═════ SOURCE INFORMATION ═════

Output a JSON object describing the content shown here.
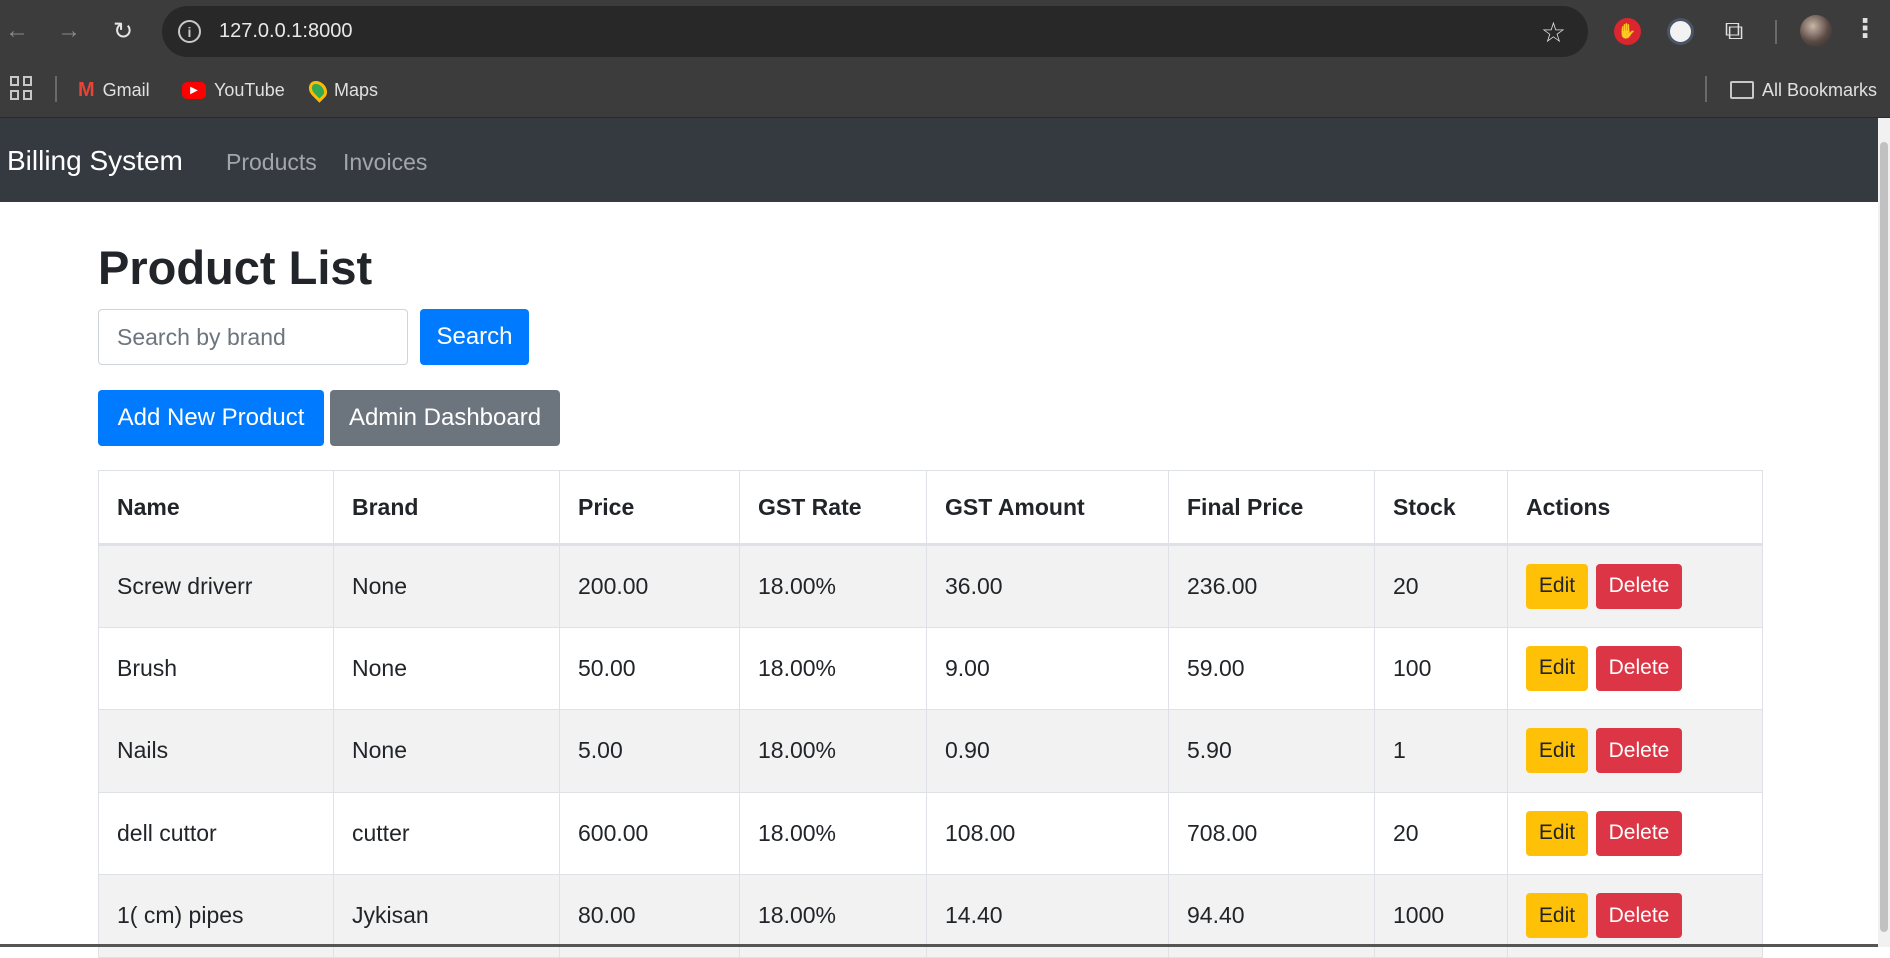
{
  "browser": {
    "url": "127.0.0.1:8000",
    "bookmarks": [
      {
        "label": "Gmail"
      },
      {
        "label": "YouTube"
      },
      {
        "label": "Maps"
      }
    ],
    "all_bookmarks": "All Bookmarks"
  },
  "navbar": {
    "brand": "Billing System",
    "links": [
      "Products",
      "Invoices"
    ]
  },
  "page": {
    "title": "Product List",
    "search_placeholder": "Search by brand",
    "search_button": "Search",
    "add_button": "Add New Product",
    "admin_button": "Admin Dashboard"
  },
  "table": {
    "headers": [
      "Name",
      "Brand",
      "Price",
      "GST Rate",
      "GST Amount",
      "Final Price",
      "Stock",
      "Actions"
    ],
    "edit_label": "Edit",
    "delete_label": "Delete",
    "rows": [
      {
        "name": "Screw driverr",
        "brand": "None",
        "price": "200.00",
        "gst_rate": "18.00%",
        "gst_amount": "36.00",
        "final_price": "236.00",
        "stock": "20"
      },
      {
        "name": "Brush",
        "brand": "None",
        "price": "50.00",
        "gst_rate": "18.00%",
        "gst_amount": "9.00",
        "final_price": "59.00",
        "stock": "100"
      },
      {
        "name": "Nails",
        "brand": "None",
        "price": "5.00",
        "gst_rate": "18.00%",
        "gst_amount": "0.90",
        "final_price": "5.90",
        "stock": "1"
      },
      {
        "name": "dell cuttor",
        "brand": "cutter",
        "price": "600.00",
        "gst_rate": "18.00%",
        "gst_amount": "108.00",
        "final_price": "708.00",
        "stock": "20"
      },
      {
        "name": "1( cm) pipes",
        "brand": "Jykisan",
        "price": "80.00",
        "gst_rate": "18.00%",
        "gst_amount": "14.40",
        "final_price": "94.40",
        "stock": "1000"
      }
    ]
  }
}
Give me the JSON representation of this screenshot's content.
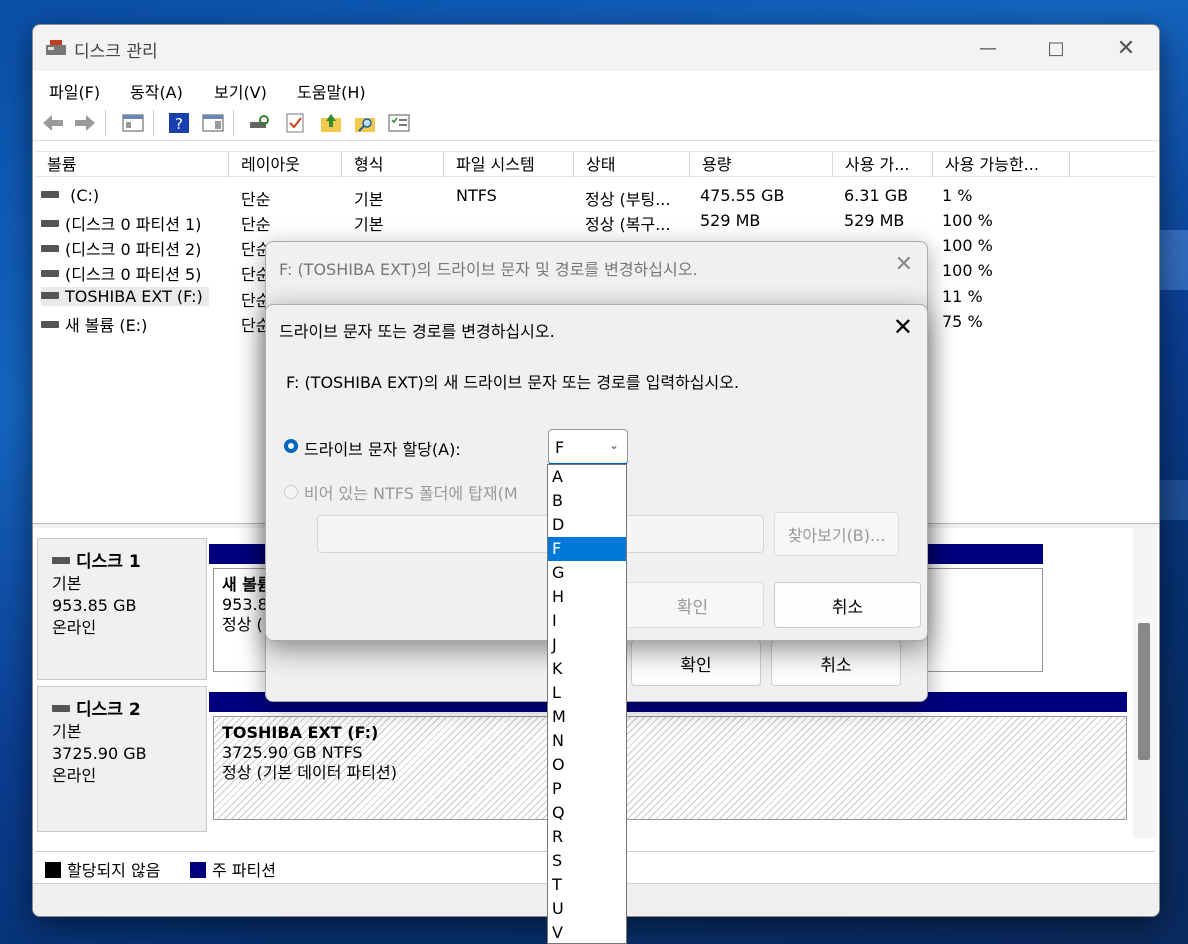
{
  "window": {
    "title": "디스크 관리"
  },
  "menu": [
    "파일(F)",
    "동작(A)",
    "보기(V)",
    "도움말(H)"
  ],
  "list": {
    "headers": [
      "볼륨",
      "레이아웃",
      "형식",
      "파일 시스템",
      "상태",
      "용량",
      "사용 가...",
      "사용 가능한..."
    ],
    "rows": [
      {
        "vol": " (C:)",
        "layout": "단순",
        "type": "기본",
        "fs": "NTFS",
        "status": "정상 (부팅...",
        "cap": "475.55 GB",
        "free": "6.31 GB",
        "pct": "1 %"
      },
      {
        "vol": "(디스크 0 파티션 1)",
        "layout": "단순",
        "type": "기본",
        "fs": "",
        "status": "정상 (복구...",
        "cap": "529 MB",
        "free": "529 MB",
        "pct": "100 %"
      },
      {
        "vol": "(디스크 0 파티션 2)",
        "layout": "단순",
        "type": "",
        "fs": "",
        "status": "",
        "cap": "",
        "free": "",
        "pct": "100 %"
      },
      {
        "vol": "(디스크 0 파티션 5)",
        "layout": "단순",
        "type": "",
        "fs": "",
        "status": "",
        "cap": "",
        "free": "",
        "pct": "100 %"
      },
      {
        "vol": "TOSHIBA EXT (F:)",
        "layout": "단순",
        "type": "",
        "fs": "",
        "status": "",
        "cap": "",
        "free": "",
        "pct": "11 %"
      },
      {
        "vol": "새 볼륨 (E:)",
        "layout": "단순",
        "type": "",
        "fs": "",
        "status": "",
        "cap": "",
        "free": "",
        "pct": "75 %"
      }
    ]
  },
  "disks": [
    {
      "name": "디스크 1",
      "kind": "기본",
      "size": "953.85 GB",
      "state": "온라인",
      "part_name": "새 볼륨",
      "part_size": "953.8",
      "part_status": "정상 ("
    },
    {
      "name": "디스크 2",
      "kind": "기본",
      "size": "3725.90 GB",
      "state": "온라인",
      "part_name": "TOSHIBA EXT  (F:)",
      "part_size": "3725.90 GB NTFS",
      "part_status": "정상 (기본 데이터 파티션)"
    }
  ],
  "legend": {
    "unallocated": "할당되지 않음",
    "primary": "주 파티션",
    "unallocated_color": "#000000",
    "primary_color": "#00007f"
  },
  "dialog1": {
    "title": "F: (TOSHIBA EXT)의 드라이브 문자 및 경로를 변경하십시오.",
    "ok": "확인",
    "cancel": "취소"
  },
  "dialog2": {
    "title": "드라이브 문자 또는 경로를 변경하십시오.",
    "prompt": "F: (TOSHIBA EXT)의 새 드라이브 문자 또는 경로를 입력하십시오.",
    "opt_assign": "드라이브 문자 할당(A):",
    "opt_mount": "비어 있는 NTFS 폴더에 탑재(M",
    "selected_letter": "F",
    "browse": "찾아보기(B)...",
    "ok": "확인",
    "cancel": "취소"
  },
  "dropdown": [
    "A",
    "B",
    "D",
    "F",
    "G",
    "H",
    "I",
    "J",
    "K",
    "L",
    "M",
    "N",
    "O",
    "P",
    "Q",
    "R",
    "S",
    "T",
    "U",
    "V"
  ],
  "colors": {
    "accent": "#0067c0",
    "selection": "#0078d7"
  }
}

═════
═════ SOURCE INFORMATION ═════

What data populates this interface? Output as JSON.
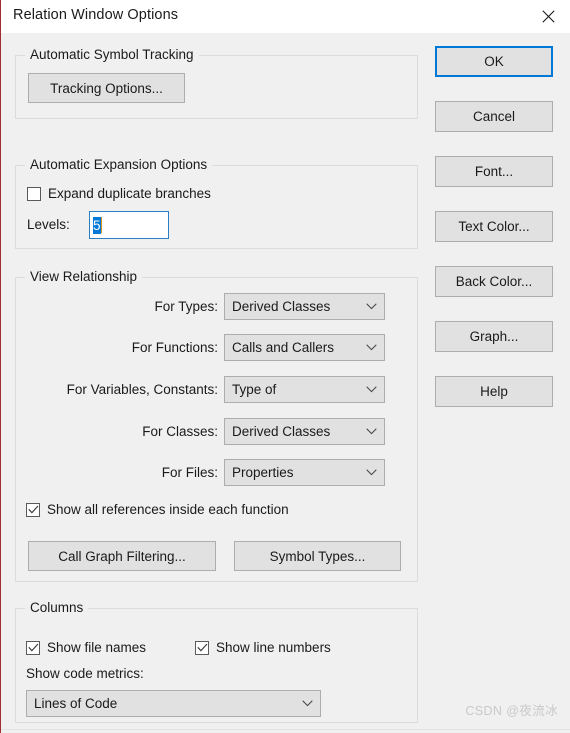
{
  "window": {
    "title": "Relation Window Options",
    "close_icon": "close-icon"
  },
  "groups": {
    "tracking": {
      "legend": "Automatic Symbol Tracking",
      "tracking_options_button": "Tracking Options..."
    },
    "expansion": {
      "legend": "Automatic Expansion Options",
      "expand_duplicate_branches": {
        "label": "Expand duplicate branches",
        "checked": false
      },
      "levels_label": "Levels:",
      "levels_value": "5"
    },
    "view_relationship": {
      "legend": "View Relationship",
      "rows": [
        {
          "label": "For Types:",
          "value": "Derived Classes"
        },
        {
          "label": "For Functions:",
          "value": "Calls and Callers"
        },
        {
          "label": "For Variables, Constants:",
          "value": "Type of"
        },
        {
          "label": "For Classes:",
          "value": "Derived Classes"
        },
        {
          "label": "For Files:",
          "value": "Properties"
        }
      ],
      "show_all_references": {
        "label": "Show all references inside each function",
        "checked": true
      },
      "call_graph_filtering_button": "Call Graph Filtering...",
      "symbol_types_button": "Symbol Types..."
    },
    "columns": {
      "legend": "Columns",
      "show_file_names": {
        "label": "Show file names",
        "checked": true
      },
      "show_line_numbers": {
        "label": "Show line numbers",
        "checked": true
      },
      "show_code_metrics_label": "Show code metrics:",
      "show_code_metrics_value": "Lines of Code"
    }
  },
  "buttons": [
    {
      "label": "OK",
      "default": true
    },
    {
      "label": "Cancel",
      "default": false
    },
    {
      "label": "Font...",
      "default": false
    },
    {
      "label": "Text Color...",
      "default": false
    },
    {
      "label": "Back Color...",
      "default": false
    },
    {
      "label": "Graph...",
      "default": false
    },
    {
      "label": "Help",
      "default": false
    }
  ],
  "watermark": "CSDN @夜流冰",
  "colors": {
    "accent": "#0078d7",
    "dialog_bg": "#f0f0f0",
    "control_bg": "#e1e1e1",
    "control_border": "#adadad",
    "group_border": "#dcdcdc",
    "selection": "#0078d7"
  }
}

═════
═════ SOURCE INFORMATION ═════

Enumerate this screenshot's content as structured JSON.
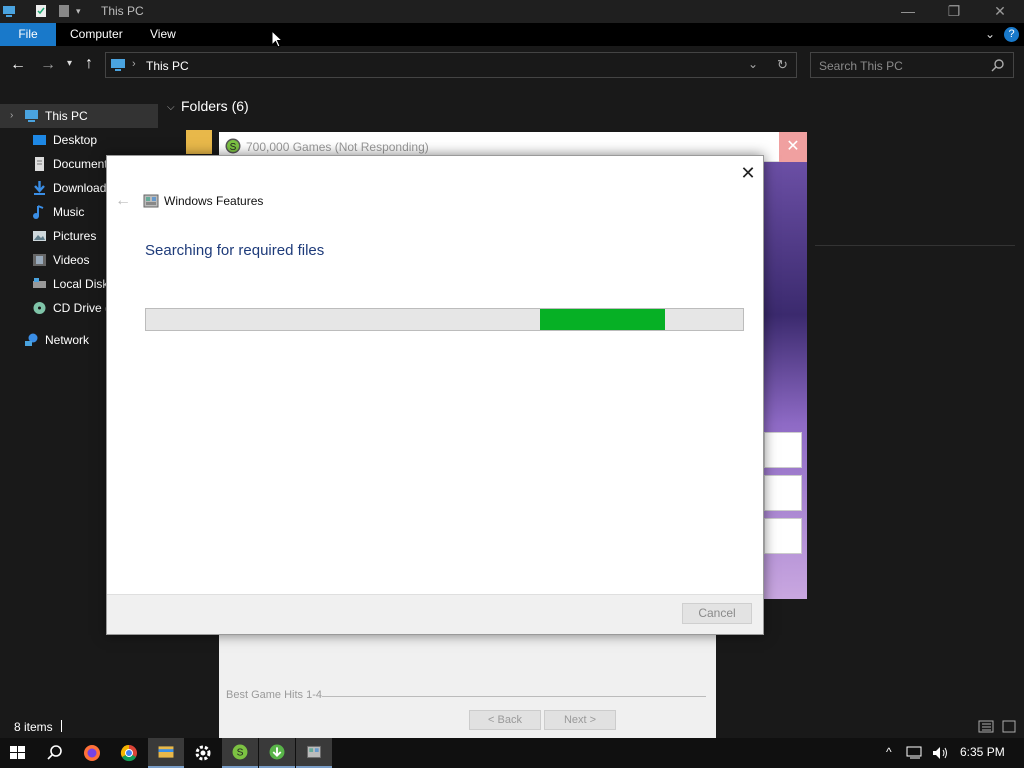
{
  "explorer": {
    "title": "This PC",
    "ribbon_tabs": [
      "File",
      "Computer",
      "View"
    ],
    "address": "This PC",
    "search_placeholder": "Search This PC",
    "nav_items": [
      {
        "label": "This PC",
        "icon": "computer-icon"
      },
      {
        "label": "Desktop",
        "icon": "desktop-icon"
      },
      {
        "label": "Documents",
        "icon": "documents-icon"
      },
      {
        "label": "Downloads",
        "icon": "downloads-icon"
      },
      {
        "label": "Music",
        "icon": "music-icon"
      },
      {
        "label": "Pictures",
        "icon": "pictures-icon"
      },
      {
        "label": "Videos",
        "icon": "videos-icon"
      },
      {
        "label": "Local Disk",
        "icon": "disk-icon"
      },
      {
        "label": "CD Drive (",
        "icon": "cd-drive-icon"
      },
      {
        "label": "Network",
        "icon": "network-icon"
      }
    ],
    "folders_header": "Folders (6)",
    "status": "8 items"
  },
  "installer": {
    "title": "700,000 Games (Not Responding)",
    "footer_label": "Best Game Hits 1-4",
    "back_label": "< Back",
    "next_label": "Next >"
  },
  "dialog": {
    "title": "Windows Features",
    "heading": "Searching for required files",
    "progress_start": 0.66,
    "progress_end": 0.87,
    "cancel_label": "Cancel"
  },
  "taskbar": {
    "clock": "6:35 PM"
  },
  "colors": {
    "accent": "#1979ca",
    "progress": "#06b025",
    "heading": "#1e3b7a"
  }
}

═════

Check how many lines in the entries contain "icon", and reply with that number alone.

RESULT OF THIS TASK
11